Describe yourself in 50 words or less.
I am Jamaican-born. I am a trained historian, a scholar, a poet, an author, and a mother of three. I have lived in Canada for 32 years.
Why did you choose New College (be honest) and what were your expectations?
I chose New College because it housed the African Studies and Women’s Studies Programs and I wanted to have those as important components of my undergraduate degree. I did a major in African Studies and a minor in Women’s Studies. My specialist field was in history.
What was New College like when you came?
New College was a happening place. A place of activism. People were interested in and involved with social transformation. The anti-Apartheid struggle was given prominence, as was Toronto anti-poverty issues. New College was also a site of high intellectual discourse. There were ongoing discussions about various theories and how these impact people and society.
What are your fondest memories from your time at New College?
I remember most of all the lectures of Prof. Fred Case. I studied Frantz Fanon’s work with him, as well as the African novel. The lectures he gave were top quality and intellectually stimulating. I also remember being a TA for Prof. Arnold Itwaru in his Caribbean Studies courses. That was a lot of fun. His lectures were great and we got students who were interested in the courses and in learning.
Was there anyone in particular at New College (staff, student or faculty) who had a strong influence on your life or made a lasting impression on you?
Definitely was Prof. Case. His standards were high and he refused to accept mediocrity. He brought out the best in his students. He made you believe in yourself. He made me grasp the finer points of literature. He was certainly a mentor. Years later, when I was writing the Hanging of Angelique he pointed me in the right direction regarding research and key people with whom I should speak. He felt Angelique would change the way we think of Canada.
How did your academic and social experience at the University/College prepare you for life and your career?
University life at the College was a training ground for life. The intellectual life, the high quality of our studies, the friendships we made, all ensured that we would bring qualities such as discipline, perseverance, and humour to our career and life. I must say that I enjoyed my undergrad years at New College and at the University in general.

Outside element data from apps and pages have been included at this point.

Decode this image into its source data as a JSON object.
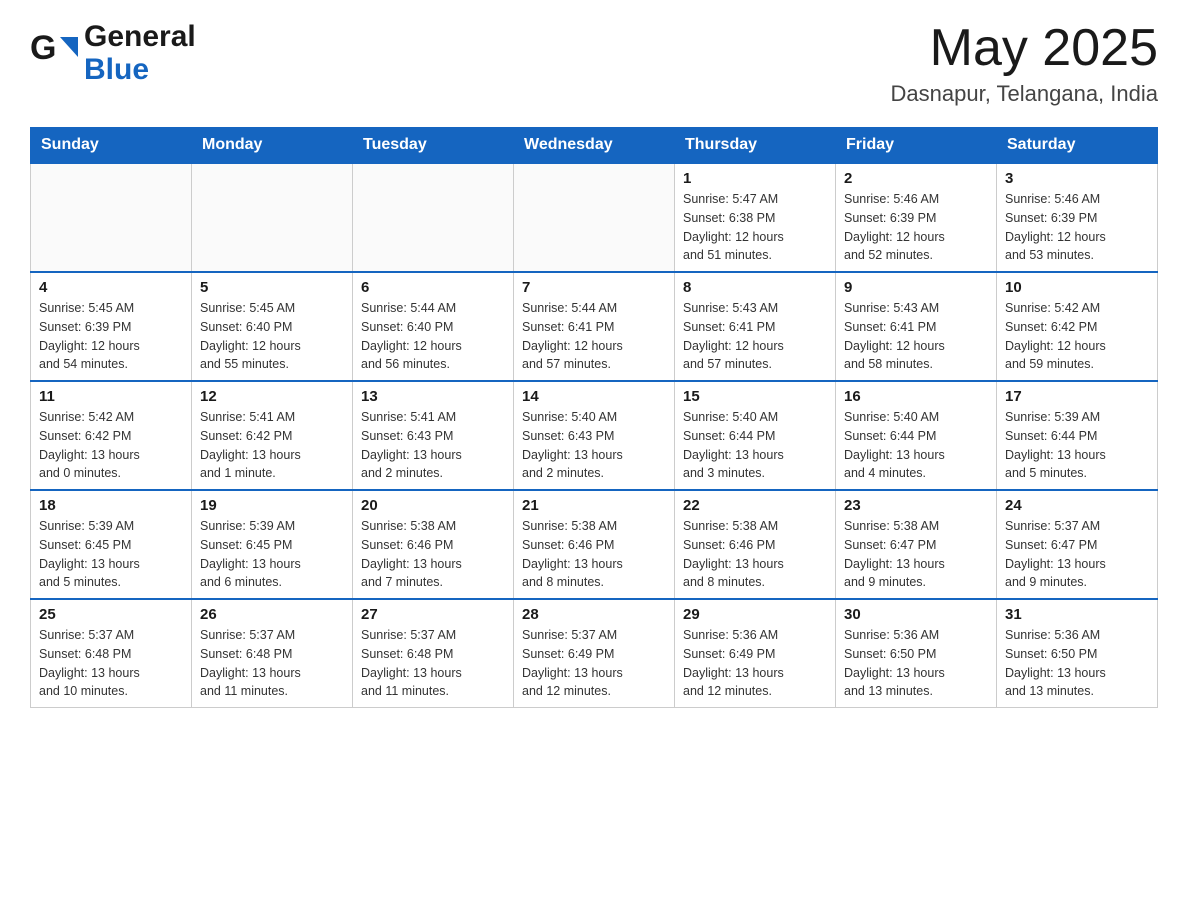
{
  "header": {
    "logo_general": "General",
    "logo_blue": "Blue",
    "month_title": "May 2025",
    "location": "Dasnapur, Telangana, India"
  },
  "days_of_week": [
    "Sunday",
    "Monday",
    "Tuesday",
    "Wednesday",
    "Thursday",
    "Friday",
    "Saturday"
  ],
  "weeks": [
    [
      {
        "day": "",
        "info": ""
      },
      {
        "day": "",
        "info": ""
      },
      {
        "day": "",
        "info": ""
      },
      {
        "day": "",
        "info": ""
      },
      {
        "day": "1",
        "info": "Sunrise: 5:47 AM\nSunset: 6:38 PM\nDaylight: 12 hours\nand 51 minutes."
      },
      {
        "day": "2",
        "info": "Sunrise: 5:46 AM\nSunset: 6:39 PM\nDaylight: 12 hours\nand 52 minutes."
      },
      {
        "day": "3",
        "info": "Sunrise: 5:46 AM\nSunset: 6:39 PM\nDaylight: 12 hours\nand 53 minutes."
      }
    ],
    [
      {
        "day": "4",
        "info": "Sunrise: 5:45 AM\nSunset: 6:39 PM\nDaylight: 12 hours\nand 54 minutes."
      },
      {
        "day": "5",
        "info": "Sunrise: 5:45 AM\nSunset: 6:40 PM\nDaylight: 12 hours\nand 55 minutes."
      },
      {
        "day": "6",
        "info": "Sunrise: 5:44 AM\nSunset: 6:40 PM\nDaylight: 12 hours\nand 56 minutes."
      },
      {
        "day": "7",
        "info": "Sunrise: 5:44 AM\nSunset: 6:41 PM\nDaylight: 12 hours\nand 57 minutes."
      },
      {
        "day": "8",
        "info": "Sunrise: 5:43 AM\nSunset: 6:41 PM\nDaylight: 12 hours\nand 57 minutes."
      },
      {
        "day": "9",
        "info": "Sunrise: 5:43 AM\nSunset: 6:41 PM\nDaylight: 12 hours\nand 58 minutes."
      },
      {
        "day": "10",
        "info": "Sunrise: 5:42 AM\nSunset: 6:42 PM\nDaylight: 12 hours\nand 59 minutes."
      }
    ],
    [
      {
        "day": "11",
        "info": "Sunrise: 5:42 AM\nSunset: 6:42 PM\nDaylight: 13 hours\nand 0 minutes."
      },
      {
        "day": "12",
        "info": "Sunrise: 5:41 AM\nSunset: 6:42 PM\nDaylight: 13 hours\nand 1 minute."
      },
      {
        "day": "13",
        "info": "Sunrise: 5:41 AM\nSunset: 6:43 PM\nDaylight: 13 hours\nand 2 minutes."
      },
      {
        "day": "14",
        "info": "Sunrise: 5:40 AM\nSunset: 6:43 PM\nDaylight: 13 hours\nand 2 minutes."
      },
      {
        "day": "15",
        "info": "Sunrise: 5:40 AM\nSunset: 6:44 PM\nDaylight: 13 hours\nand 3 minutes."
      },
      {
        "day": "16",
        "info": "Sunrise: 5:40 AM\nSunset: 6:44 PM\nDaylight: 13 hours\nand 4 minutes."
      },
      {
        "day": "17",
        "info": "Sunrise: 5:39 AM\nSunset: 6:44 PM\nDaylight: 13 hours\nand 5 minutes."
      }
    ],
    [
      {
        "day": "18",
        "info": "Sunrise: 5:39 AM\nSunset: 6:45 PM\nDaylight: 13 hours\nand 5 minutes."
      },
      {
        "day": "19",
        "info": "Sunrise: 5:39 AM\nSunset: 6:45 PM\nDaylight: 13 hours\nand 6 minutes."
      },
      {
        "day": "20",
        "info": "Sunrise: 5:38 AM\nSunset: 6:46 PM\nDaylight: 13 hours\nand 7 minutes."
      },
      {
        "day": "21",
        "info": "Sunrise: 5:38 AM\nSunset: 6:46 PM\nDaylight: 13 hours\nand 8 minutes."
      },
      {
        "day": "22",
        "info": "Sunrise: 5:38 AM\nSunset: 6:46 PM\nDaylight: 13 hours\nand 8 minutes."
      },
      {
        "day": "23",
        "info": "Sunrise: 5:38 AM\nSunset: 6:47 PM\nDaylight: 13 hours\nand 9 minutes."
      },
      {
        "day": "24",
        "info": "Sunrise: 5:37 AM\nSunset: 6:47 PM\nDaylight: 13 hours\nand 9 minutes."
      }
    ],
    [
      {
        "day": "25",
        "info": "Sunrise: 5:37 AM\nSunset: 6:48 PM\nDaylight: 13 hours\nand 10 minutes."
      },
      {
        "day": "26",
        "info": "Sunrise: 5:37 AM\nSunset: 6:48 PM\nDaylight: 13 hours\nand 11 minutes."
      },
      {
        "day": "27",
        "info": "Sunrise: 5:37 AM\nSunset: 6:48 PM\nDaylight: 13 hours\nand 11 minutes."
      },
      {
        "day": "28",
        "info": "Sunrise: 5:37 AM\nSunset: 6:49 PM\nDaylight: 13 hours\nand 12 minutes."
      },
      {
        "day": "29",
        "info": "Sunrise: 5:36 AM\nSunset: 6:49 PM\nDaylight: 13 hours\nand 12 minutes."
      },
      {
        "day": "30",
        "info": "Sunrise: 5:36 AM\nSunset: 6:50 PM\nDaylight: 13 hours\nand 13 minutes."
      },
      {
        "day": "31",
        "info": "Sunrise: 5:36 AM\nSunset: 6:50 PM\nDaylight: 13 hours\nand 13 minutes."
      }
    ]
  ]
}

The intellectual life and the social activism were key components of my life there.
What was important to you then – what is important now?
Creative and authentic friendship was important to me then; it is important to me now.
What are your major accomplishments and who had the most influence on your Career?
Well, I have had so many accomplishments that it is hard to choose the most important ones. I am proud of my work as a poet and in centering dub poetry in Canada. I would also say getting my three degrees was a major accomplishment. I came to Canada as an immigrant and basically had to start over from scratch. Some of my post-secondary courses from Jamaica were not recognized. In addition, I had to work while I studied. I also raised a young child. So graduating from New College was a big deal for me. Getting my Ph.D. was also tremendous. I must also add that I am a mother of three children, and giving birth to them, and raising them was just fabulous. My book The Hanging of Angelique was a Canadian bestseller, so of course that was a major accomplishment.
In your personal or professional life, what are you most looking forward to?
I look forward to publishing the novel I am currently writing, and a history of Black Halifax. Personally, I look forward to my children establishing themselves. My dream is to go to Istanbul, and to Chichen Itza in Mexico.
Do you have any final comments?
Way to go New College!